**Your objective**
In how many lines of the material below does the string "Кемеровская" appear? Answer with a single number.

· · · ·

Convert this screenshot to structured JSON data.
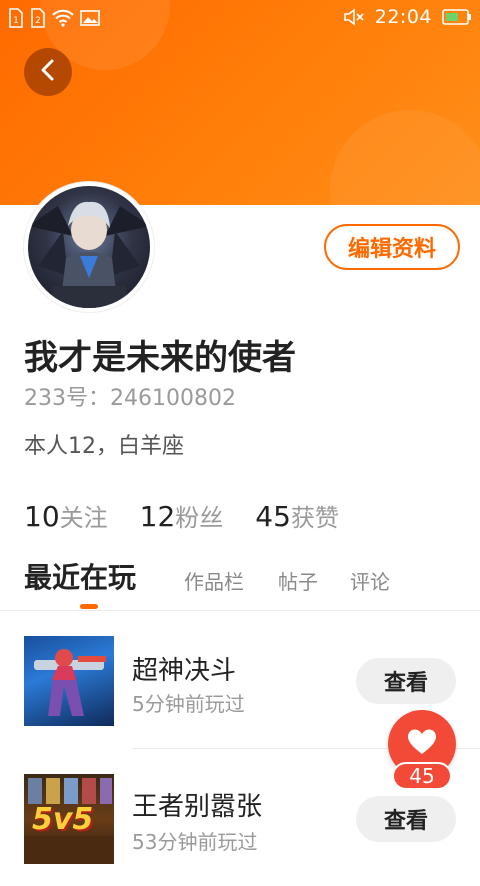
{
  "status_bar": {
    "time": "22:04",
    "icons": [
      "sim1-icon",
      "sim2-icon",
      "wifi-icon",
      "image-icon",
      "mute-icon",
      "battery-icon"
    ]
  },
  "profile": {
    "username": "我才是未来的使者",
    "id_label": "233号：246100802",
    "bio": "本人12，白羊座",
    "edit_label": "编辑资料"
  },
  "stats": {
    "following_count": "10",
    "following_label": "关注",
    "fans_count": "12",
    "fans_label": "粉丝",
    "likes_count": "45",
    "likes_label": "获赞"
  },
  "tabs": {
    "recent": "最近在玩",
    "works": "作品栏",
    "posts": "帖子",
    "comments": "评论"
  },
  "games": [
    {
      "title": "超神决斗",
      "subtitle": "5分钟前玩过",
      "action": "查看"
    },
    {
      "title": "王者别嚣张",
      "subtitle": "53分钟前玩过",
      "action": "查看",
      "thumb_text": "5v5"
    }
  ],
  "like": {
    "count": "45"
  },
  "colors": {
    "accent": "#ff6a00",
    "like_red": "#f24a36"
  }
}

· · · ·

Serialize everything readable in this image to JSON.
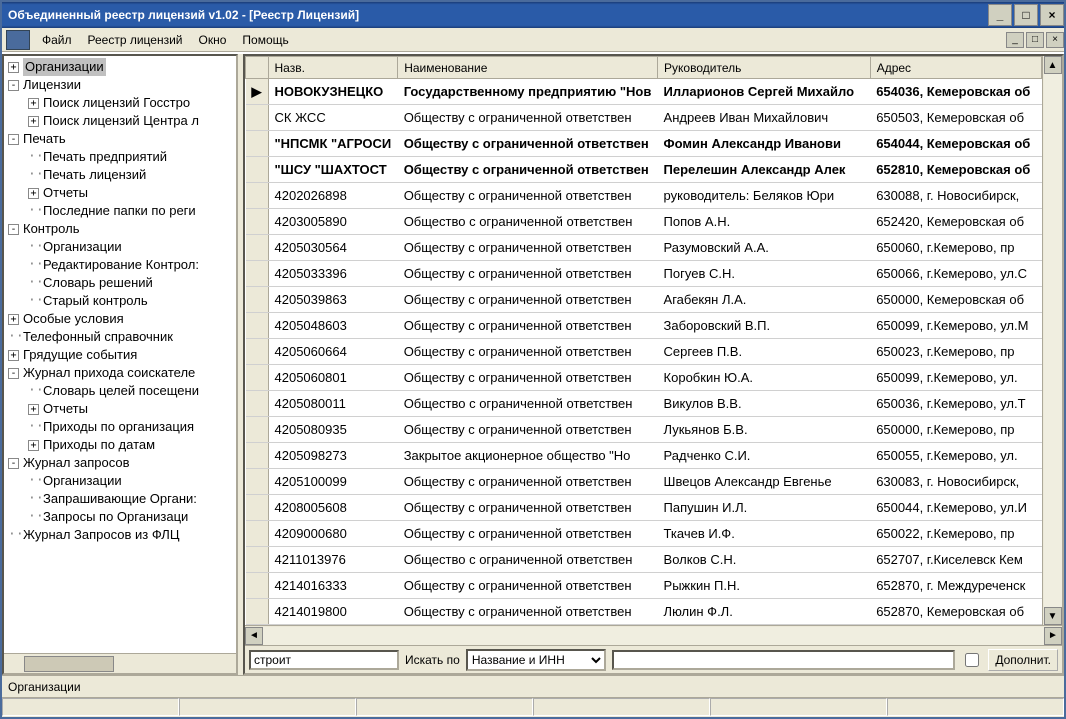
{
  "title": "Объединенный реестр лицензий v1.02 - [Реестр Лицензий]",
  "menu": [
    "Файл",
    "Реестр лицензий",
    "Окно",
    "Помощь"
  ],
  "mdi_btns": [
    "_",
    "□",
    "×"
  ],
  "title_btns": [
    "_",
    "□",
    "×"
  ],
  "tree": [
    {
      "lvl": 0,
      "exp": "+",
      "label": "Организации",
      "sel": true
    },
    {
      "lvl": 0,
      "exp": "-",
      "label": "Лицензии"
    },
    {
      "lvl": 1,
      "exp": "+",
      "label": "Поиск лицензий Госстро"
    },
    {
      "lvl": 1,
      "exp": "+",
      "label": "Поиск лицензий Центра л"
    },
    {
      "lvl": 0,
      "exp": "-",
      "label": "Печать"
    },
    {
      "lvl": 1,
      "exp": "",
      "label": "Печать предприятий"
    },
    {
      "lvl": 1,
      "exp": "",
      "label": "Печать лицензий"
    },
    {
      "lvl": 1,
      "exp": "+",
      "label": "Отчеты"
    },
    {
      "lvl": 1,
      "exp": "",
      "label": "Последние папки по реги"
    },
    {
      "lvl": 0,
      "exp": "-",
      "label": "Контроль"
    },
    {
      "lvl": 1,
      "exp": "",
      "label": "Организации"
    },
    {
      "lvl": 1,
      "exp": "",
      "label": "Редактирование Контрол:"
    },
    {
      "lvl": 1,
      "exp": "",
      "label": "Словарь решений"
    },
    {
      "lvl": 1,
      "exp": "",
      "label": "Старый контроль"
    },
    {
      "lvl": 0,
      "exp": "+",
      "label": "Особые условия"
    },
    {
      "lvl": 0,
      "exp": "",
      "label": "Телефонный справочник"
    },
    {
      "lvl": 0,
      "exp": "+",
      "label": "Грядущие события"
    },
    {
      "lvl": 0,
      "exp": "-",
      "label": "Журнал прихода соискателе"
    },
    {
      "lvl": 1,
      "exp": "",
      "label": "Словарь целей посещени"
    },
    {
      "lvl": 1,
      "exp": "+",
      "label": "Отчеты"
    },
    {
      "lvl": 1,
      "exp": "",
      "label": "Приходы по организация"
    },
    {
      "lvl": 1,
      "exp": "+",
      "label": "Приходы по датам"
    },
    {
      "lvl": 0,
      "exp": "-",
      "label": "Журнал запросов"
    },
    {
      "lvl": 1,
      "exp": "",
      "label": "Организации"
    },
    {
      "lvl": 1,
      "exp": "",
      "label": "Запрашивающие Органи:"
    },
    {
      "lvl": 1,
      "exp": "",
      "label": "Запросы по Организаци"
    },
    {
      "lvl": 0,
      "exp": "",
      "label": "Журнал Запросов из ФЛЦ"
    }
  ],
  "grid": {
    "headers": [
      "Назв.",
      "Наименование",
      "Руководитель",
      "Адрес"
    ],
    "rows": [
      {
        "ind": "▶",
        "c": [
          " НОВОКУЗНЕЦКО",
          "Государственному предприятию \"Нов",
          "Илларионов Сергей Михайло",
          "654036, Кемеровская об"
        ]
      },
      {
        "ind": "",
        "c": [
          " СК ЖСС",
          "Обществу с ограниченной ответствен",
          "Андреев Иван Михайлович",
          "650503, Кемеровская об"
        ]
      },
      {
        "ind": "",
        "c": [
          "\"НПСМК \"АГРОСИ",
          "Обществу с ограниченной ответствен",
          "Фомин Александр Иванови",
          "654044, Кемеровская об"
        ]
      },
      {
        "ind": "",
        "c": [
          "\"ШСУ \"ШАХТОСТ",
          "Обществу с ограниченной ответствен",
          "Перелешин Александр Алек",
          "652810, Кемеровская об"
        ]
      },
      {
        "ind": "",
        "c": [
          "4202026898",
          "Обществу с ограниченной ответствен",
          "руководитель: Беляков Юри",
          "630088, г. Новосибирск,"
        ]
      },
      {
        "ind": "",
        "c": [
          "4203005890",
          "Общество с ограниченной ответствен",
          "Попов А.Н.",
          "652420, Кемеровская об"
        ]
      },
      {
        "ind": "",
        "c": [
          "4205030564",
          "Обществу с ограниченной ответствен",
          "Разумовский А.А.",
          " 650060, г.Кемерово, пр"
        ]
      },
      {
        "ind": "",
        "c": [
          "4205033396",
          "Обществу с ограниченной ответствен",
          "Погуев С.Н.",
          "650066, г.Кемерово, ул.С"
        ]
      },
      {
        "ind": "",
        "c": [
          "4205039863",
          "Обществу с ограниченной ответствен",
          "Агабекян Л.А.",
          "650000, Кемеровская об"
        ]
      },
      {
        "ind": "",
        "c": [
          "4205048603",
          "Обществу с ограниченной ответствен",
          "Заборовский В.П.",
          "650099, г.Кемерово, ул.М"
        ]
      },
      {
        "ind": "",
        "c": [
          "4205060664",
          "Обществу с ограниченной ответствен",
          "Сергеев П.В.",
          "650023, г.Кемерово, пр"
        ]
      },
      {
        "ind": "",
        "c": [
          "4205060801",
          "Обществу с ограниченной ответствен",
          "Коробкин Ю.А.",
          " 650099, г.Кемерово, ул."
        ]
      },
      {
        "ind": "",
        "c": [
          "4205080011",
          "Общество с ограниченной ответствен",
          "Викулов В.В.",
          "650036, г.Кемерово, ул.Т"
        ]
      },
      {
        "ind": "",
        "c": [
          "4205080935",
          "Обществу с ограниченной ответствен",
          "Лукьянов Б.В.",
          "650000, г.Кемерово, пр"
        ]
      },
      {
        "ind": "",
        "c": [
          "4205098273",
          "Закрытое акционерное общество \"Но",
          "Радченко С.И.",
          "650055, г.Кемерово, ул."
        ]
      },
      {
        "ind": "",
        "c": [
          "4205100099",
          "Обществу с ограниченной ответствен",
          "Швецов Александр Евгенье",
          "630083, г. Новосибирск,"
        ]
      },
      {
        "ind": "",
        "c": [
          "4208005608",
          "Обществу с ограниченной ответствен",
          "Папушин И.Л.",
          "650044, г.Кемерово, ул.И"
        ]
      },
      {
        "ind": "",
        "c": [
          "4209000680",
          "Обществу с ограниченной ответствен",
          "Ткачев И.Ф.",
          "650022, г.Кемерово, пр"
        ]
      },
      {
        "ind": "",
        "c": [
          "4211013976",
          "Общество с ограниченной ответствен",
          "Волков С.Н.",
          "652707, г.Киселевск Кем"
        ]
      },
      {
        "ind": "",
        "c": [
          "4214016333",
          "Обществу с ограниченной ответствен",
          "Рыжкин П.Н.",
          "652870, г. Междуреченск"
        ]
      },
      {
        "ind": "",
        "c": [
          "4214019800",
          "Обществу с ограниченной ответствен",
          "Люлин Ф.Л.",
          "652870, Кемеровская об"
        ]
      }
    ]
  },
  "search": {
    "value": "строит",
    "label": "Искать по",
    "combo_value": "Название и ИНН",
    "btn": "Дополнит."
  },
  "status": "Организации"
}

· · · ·

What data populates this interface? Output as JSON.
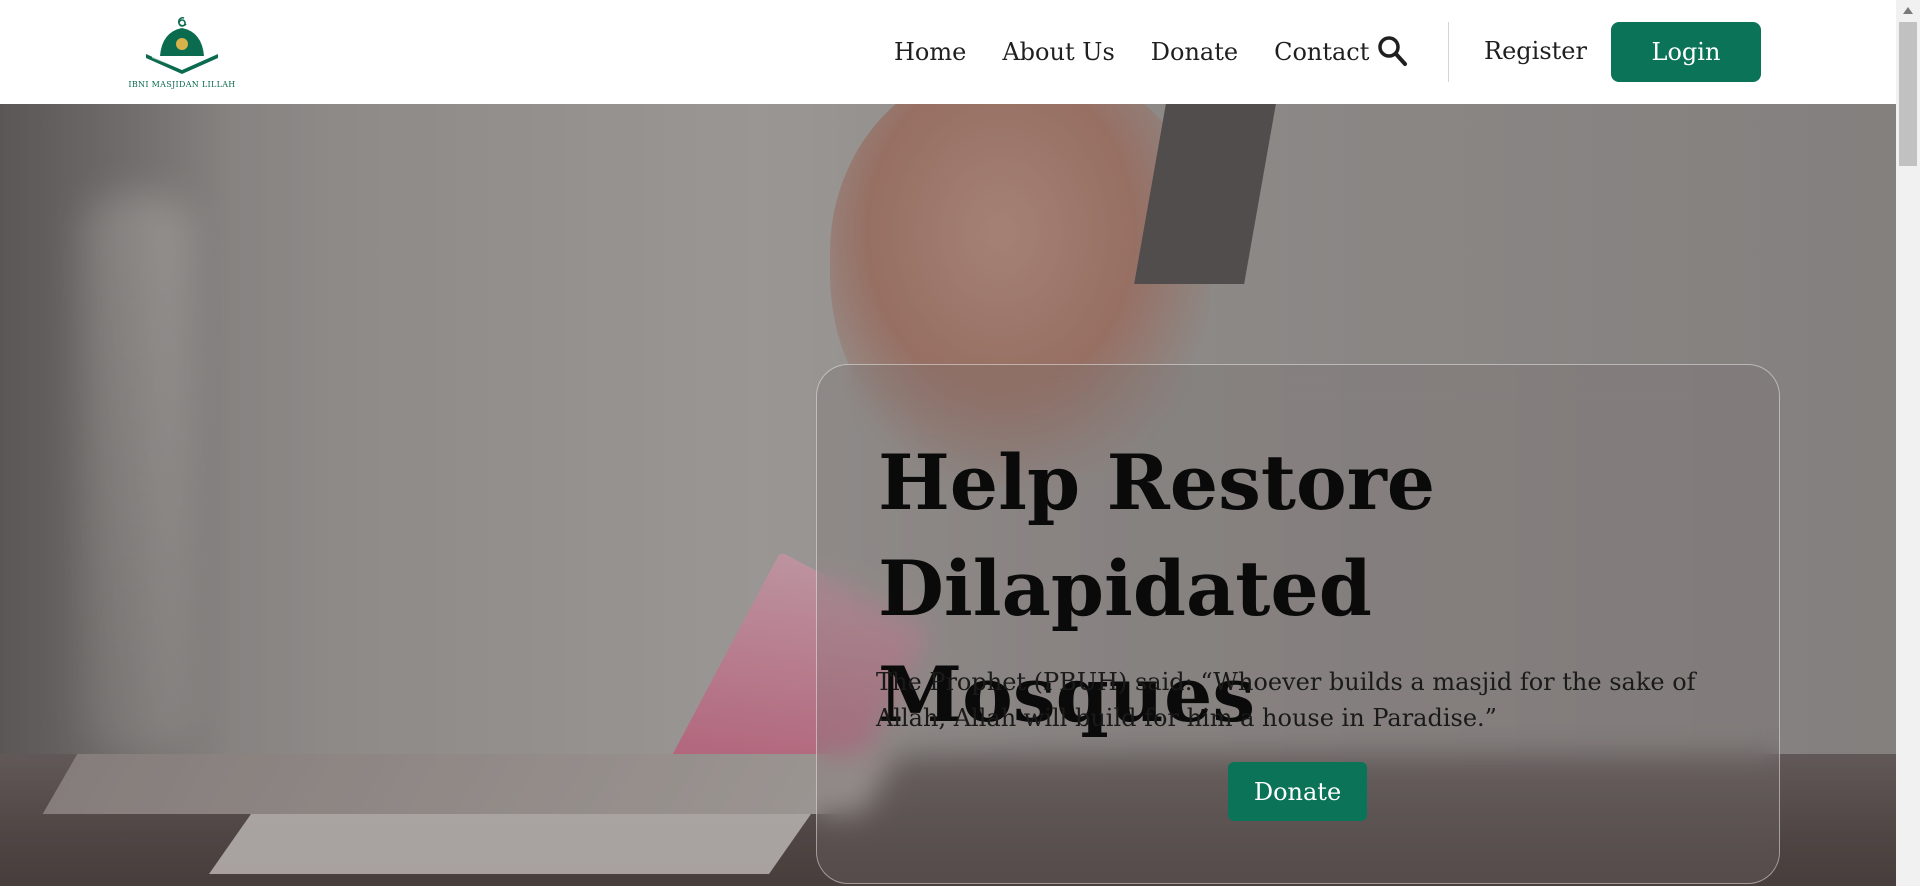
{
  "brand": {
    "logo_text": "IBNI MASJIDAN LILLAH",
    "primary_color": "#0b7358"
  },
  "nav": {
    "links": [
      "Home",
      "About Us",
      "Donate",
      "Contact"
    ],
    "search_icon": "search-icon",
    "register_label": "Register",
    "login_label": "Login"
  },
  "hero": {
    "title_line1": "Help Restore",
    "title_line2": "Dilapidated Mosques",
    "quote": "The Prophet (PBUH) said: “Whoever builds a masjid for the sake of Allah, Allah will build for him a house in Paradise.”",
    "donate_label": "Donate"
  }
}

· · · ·

**Solution to this task**
7